Wash-up from the G20 meeting…Finally!

By Michael Cebon | June 16, 2009

Wow – it’s been almost 2 months since there was any movement on this blog – sorry for the long hiatus, but hopefully you’ll forgive me once you see some of the great new posts that are in the pipeline…

So, to pick up where I left off, I did promise a follow-up on the G20 meeting in April.  You don’t really remember it? Don’t worry: not that much ended up happening anyway.

Quick summary for those with not much time: The IMF won, ordinary people lost.

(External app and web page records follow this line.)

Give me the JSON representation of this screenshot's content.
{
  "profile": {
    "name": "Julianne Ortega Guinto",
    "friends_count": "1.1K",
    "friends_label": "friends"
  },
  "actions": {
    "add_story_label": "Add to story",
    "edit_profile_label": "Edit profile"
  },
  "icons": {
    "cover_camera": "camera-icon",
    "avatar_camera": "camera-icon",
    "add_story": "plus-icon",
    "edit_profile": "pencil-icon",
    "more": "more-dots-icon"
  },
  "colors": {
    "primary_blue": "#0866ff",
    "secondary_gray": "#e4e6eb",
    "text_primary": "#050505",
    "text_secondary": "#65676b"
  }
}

For a more in-depth analysis, the Bretton Woods Project has a good summary of what was decided (more money for the IMF and for its Special Drawing Rights) and and what was glossed over (real reform of the IMF, real money for the world’s poorest, and concrete commitments to slowing greenhouse emissions) at the meeting.

The Third World Network also offered some great analysis of the outcome – you can get a flavour of it with article titles like “A DEVELOPMENT-BLIND G20 OUTCOME THAT EMPOWERS AN UNREFORMED IMF” and “Reality behind the hype of the G20 Summit

Online think tank Foreign Policy in Focus also featured a great analysis from  John Cavanagh and Robin Broad titled: “London Econ Summit: Born of Good Intentions, But Ends in Disastrous Results“.  Needless to say, they weren’t impressed at the outcomes either (note to John & Robin: don’t give away your punch-line in your title!)

And just released today (!) is a new report from organisations involved in the Put People First alliance in the UK, which finds that progress at the April G20 was insufficient to create “transformative” economic change.  The report argues that G20 leaders strengthened  institutions like the IMF which hace been responsible for overseeing the policies that caused the global financial crisis in the first place. But luckily there are a variety of positive recommendations for changes that governments should make at the next G20 meeting (in November), in areas like

You can download the full report from the Put People First website here.

Please leave a comment if you’ve seen some other, incisive analysis of the meeting….

Update: Just remembered: if you want more analysis, check out G20 Voice, an initiative of Oxfam GB bringing together 50 bloggers to analyse the G20 meeting.

Topics: G20, Global Economics, Globalisation & Development, IMF & World Bank | Comments Off

Comments are closed.